*ACTIVITY:* Exactly as they stand, set down all of the records again.

[Stored data entries]
= = = = = = =

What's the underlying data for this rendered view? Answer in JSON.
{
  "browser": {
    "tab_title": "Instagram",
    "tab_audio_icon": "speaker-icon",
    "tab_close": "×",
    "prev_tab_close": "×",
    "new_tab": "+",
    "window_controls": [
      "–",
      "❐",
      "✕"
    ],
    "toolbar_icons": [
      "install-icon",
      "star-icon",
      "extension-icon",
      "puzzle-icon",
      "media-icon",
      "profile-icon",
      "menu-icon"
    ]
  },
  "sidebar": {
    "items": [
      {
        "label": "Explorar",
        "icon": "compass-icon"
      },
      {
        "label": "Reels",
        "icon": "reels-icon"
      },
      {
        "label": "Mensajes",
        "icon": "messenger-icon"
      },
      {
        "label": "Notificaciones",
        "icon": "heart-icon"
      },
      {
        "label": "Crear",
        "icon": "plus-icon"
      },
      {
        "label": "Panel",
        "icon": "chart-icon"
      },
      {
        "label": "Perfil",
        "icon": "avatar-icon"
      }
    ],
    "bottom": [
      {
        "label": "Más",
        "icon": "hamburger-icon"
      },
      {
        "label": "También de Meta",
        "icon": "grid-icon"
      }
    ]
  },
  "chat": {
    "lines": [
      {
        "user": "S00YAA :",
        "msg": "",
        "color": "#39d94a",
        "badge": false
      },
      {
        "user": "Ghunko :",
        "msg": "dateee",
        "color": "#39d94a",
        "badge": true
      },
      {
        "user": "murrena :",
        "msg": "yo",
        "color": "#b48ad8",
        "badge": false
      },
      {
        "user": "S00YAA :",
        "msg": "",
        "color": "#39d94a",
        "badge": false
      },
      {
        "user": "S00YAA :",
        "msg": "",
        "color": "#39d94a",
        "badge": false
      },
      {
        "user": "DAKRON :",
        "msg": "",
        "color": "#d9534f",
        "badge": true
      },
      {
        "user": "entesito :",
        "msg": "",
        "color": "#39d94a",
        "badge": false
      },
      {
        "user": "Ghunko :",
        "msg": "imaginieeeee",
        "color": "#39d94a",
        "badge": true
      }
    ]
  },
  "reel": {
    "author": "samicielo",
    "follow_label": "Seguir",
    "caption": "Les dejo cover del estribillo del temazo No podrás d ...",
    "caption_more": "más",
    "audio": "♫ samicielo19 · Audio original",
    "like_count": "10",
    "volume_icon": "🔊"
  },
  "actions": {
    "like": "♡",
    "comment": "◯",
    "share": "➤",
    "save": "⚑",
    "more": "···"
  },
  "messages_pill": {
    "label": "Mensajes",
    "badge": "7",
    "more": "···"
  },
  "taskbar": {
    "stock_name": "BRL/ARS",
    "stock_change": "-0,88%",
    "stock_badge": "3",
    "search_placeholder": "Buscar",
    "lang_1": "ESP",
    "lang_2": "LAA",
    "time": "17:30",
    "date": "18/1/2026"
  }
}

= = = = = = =

*ANSWER FOR THIS EXERCISE:*
What's the underlying data for this rendered view? Answer in JSON.
{
  "browser": {
    "tab_title": "Instagram",
    "tab_audio_icon": "speaker-icon",
    "tab_close": "×",
    "prev_tab_close": "×",
    "new_tab": "+",
    "window_controls": [
      "–",
      "❐",
      "✕"
    ],
    "toolbar_icons": [
      "install-icon",
      "star-icon",
      "extension-icon",
      "puzzle-icon",
      "media-icon",
      "profile-icon",
      "menu-icon"
    ]
  },
  "sidebar": {
    "items": [
      {
        "label": "Explorar",
        "icon": "compass-icon"
      },
      {
        "label": "Reels",
        "icon": "reels-icon"
      },
      {
        "label": "Mensajes",
        "icon": "messenger-icon"
      },
      {
        "label": "Notificaciones",
        "icon": "heart-icon"
      },
      {
        "label": "Crear",
        "icon": "plus-icon"
      },
      {
        "label": "Panel",
        "icon": "chart-icon"
      },
      {
        "label": "Perfil",
        "icon": "avatar-icon"
      }
    ],
    "bottom": [
      {
        "label": "Más",
        "icon": "hamburger-icon"
      },
      {
        "label": "También de Meta",
        "icon": "grid-icon"
      }
    ]
  },
  "chat": {
    "lines": [
      {
        "user": "S00YAA :",
        "msg": "",
        "color": "#39d94a",
        "badge": false
      },
      {
        "user": "Ghunko :",
        "msg": "dateee",
        "color": "#39d94a",
        "badge": true
      },
      {
        "user": "murrena :",
        "msg": "yo",
        "color": "#b48ad8",
        "badge": false
      },
      {
        "user": "S00YAA :",
        "msg": "",
        "color": "#39d94a",
        "badge": false
      },
      {
        "user": "S00YAA :",
        "msg": "",
        "color": "#39d94a",
        "badge": false
      },
      {
        "user": "DAKRON :",
        "msg": "",
        "color": "#d9534f",
        "badge": true
      },
      {
        "user": "entesito :",
        "msg": "",
        "color": "#39d94a",
        "badge": false
      },
      {
        "user": "Ghunko :",
        "msg": "imaginieeeee",
        "color": "#39d94a",
        "badge": true
      }
    ]
  },
  "reel": {
    "author": "samicielo",
    "follow_label": "Seguir",
    "caption": "Les dejo cover del estribillo del temazo No podrás d ...",
    "caption_more": "más",
    "audio": "♫ samicielo19 · Audio original",
    "like_count": "10",
    "volume_icon": "🔊"
  },
  "actions": {
    "like": "♡",
    "comment": "◯",
    "share": "➤",
    "save": "⚑",
    "more": "···"
  },
  "messages_pill": {
    "label": "Mensajes",
    "badge": "7",
    "more": "···"
  },
  "taskbar": {
    "stock_name": "BRL/ARS",
    "stock_change": "-0,88%",
    "stock_badge": "3",
    "search_placeholder": "Buscar",
    "lang_1": "ESP",
    "lang_2": "LAA",
    "time": "17:30",
    "date": "18/1/2026"
  }
}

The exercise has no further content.